Plaintiffs will likely attempt to distinguish ATS cases such as Cisco and Exxon from Kiobel arguing that not all of the relevant conduct transpired overseas but rather through discovery might attempt to uncover U.S.-based conduct sufficient to displace the presumption against extraterritoriality. There is a stronger argument that the claims touch and concern the territory of the United States where at least some of the alleged acts (usually aiding and abetting) giving rise to the international law violation occurred on U.S. soil and were committed by a corporation headquartered and domiciled here. Defendants would attempt to show that all of the “relevant” conduct occurred outside the U.S. and raise the foreign policy concerns cited by the majority opinion in Kiobel. The majority opinion characterized the presumption against extraterritoriality as a principle that “‘serves to protect against unintended clashes between our laws and those of other nations which could result in international discord.’” Kiobel, 133 S.Ct. at 1661(quoting EEOC v. Arabian American Oil Co., 499 U.S. 244, 249 (1991)).
How courts will approach ATS claims against U.S. corporations where all the relevant conduct occurred outside the United States will be less straightforward and more likely to be an uphill battle for plaintiffs. The question in those cases is whether there are circumstances under which a U.S. corporation, acting overseas, would touch and concern the territory of the United States with sufficient force to displace the presumption against extraterritorial application. The Supreme Court cautioned that for foreign corporations, mere presence in the United States (i.e. simply having an office or listing in the stock exchange) is insufficient and in light of that, one might ask whether the mere fact that the defendant is a U.S. corporation would be sufficient to displace the extraterritorial presumption even where the claims arise over that corporation’s activities on foreign territory.
The post-Kiobel terrain certainly presents narrower routes for plaintiffs seeking to litigate human rights claims against corporations. But that same terrain portends significant unresolved questions in ATS litigation such as the application of the presumption against extraterritoriality, corporate liability and the standard for aiding and abetting. The ATS door continues to be subject to vigilant door keeping by U.S. courts, but remains slightly ajar awaiting a push from plaintiffs who seek to explore the viability of a post-Kiobel ATS case.

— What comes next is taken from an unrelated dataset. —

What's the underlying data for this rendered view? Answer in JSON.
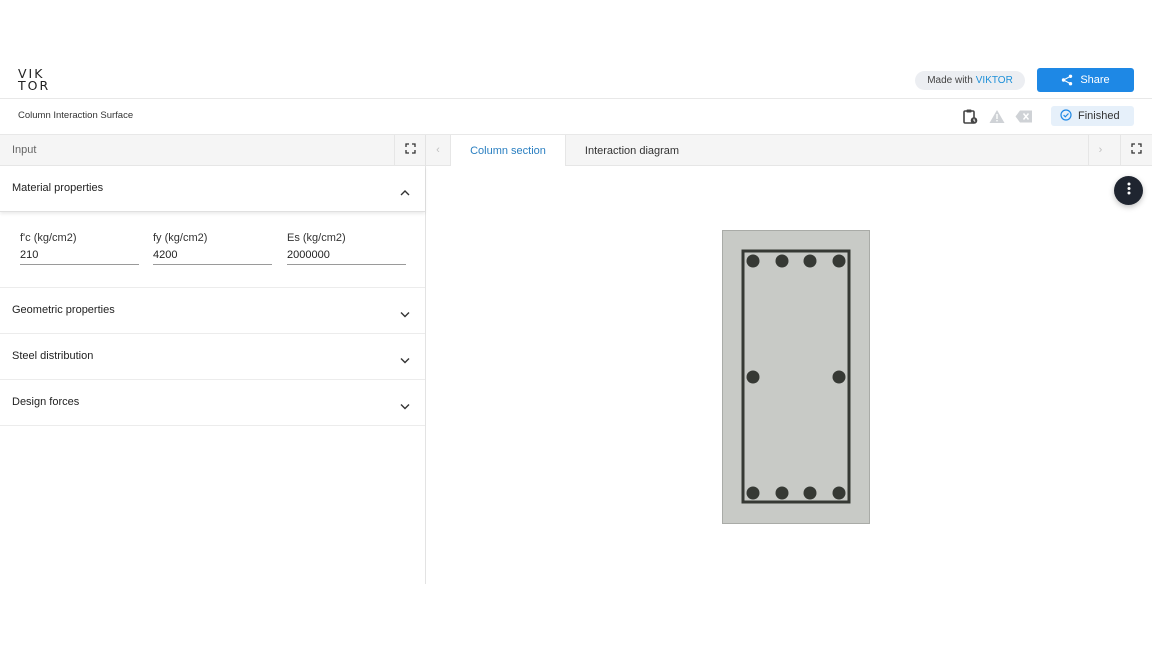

Originally published by American Bar Association Section of Litigation, Corporate Counsel, Spring 2013, Vol. 27, No. 2, July 8, 2013